• **Task statement**
What are the lines, copied exactly, from the one containing "Transcribe this image's" through the last line of the records below, both included?

>>>>>

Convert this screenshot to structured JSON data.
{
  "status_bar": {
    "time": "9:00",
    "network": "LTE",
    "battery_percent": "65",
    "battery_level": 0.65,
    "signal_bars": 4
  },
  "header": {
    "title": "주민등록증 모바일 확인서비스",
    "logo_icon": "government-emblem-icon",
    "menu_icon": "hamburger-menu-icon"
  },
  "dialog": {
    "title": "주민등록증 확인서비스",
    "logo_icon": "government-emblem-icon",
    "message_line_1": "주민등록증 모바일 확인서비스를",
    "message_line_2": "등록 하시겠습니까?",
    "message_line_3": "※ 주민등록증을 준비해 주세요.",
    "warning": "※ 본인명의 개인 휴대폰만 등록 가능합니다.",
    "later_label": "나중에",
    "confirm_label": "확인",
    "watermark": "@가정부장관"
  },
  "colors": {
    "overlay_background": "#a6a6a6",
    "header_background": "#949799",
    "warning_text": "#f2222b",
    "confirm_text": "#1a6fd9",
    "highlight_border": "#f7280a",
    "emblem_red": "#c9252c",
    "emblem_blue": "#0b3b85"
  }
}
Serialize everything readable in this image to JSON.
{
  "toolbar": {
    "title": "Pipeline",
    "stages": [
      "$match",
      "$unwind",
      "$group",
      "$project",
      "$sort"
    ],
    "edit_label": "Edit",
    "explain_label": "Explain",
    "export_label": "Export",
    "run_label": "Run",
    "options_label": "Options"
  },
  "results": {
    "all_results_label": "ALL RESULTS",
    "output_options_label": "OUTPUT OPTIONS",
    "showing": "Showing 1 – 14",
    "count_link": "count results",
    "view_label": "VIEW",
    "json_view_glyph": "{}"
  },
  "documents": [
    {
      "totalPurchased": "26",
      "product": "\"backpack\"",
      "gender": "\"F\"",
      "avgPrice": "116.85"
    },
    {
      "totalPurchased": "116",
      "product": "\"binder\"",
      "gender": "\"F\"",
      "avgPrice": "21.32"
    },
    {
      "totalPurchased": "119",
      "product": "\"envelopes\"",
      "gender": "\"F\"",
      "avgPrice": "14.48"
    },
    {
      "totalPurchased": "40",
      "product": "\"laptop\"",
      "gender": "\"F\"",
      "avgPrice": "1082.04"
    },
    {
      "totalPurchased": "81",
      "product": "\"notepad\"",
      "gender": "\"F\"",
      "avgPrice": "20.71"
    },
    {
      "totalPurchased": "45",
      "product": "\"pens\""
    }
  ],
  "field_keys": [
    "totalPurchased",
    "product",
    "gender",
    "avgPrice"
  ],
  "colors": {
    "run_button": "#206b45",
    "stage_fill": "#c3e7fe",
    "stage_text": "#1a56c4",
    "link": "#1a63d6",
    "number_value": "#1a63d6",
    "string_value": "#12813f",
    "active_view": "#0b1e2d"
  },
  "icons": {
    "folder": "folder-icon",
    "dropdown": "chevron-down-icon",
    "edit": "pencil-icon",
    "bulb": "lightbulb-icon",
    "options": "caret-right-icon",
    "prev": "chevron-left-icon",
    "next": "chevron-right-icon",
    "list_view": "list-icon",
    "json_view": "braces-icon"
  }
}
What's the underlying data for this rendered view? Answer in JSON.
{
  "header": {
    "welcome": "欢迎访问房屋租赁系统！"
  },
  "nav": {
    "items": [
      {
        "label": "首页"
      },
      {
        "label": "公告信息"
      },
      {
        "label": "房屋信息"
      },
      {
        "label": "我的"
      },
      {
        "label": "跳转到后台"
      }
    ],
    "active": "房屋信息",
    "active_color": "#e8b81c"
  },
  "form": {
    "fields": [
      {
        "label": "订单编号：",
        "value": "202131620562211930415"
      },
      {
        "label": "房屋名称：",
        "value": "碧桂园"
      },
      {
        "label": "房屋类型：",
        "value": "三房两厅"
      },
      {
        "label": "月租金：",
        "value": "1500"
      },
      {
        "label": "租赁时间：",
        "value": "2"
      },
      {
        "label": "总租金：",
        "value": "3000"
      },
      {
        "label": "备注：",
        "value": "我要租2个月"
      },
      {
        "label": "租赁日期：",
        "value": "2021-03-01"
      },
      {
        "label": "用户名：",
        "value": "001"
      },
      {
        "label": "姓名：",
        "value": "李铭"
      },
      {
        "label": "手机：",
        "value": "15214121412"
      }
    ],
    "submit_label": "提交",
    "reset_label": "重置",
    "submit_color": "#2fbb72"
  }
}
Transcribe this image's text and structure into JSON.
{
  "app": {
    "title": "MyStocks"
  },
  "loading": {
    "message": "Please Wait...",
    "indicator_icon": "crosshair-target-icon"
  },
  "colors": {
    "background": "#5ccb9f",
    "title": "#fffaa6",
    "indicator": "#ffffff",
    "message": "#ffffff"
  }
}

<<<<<

• **Response area**
Transcribe this image's text and structure into JSON.
{
  "app": {
    "title": "MyStocks"
  },
  "loading": {
    "message": "Please Wait...",
    "indicator_icon": "crosshair-target-icon"
  },
  "colors": {
    "background": "#5ccb9f",
    "title": "#fffaa6",
    "indicator": "#ffffff",
    "message": "#ffffff"
  }
}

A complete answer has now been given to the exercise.